*** AVAILABLE DATA ***

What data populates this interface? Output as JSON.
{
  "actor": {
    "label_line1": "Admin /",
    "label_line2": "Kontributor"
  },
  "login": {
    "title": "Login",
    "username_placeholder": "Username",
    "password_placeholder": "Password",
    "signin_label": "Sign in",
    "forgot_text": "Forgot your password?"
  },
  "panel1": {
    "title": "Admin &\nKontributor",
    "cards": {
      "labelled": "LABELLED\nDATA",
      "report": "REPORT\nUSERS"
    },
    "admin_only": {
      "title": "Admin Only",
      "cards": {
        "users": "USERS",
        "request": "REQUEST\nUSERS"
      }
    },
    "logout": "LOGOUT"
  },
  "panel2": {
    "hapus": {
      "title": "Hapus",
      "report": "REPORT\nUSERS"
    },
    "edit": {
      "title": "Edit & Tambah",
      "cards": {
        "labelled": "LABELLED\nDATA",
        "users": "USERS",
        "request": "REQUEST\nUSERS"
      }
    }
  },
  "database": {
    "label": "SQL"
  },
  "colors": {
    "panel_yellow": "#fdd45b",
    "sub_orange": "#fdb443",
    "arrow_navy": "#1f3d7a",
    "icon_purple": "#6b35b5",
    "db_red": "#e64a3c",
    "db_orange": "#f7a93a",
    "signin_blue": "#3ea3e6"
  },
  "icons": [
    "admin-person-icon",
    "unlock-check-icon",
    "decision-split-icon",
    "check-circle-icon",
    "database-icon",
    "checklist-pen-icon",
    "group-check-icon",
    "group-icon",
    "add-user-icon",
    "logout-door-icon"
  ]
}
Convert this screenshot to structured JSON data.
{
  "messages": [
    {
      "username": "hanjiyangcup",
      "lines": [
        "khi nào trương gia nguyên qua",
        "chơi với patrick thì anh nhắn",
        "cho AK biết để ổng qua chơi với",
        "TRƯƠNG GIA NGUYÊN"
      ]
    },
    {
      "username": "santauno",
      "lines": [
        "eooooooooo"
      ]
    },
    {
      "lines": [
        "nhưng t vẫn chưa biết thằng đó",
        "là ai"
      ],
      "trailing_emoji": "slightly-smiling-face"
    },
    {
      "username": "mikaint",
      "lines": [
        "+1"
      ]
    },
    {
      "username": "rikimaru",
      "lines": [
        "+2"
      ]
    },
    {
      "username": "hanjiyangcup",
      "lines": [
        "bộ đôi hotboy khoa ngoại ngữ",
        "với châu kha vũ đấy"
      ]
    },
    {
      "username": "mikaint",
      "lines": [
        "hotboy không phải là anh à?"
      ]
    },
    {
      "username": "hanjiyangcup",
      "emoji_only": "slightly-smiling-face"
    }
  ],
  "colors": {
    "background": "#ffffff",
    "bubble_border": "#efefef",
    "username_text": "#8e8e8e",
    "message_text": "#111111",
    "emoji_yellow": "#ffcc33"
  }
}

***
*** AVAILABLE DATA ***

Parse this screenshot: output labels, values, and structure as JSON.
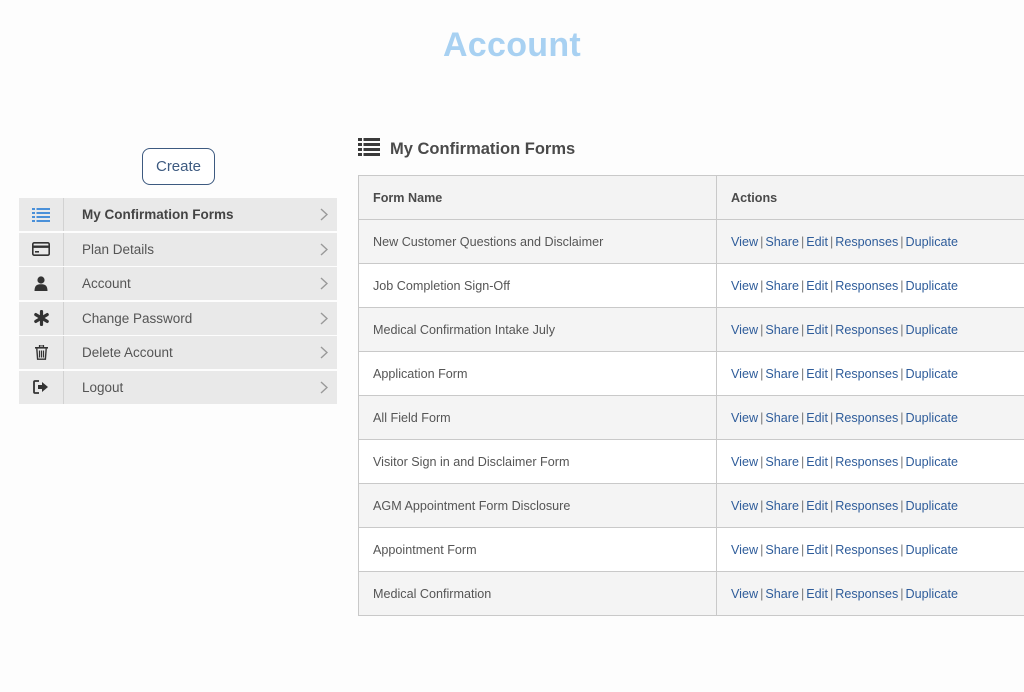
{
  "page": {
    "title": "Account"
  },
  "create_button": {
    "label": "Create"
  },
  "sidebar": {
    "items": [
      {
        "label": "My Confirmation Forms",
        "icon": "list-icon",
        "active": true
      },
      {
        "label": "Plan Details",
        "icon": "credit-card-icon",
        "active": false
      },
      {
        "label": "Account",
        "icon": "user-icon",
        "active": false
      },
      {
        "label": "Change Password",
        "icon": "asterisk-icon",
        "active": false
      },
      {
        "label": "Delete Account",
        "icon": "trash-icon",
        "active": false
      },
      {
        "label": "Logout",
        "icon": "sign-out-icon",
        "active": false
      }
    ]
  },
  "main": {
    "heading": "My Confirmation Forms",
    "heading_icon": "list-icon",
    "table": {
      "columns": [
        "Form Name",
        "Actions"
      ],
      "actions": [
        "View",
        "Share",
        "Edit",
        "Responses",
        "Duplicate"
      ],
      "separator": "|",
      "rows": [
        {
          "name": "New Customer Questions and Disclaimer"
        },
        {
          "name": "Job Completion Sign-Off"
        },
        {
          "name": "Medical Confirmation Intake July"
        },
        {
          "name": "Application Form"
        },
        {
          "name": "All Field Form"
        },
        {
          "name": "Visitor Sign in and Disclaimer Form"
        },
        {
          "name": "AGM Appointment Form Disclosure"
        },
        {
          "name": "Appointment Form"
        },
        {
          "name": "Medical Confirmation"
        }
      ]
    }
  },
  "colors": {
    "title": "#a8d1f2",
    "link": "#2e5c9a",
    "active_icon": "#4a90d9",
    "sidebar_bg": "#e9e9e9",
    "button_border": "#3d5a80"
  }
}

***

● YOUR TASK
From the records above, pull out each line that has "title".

● TASK RESPONSE
    "title": "Login",
    "title": "Admin &\nKontributor",
      "title": "Admin Only",
      "title": "Hapus",
      "title": "Edit & Tambah",
    "title": "Account"
    "title": "#a8d1f2",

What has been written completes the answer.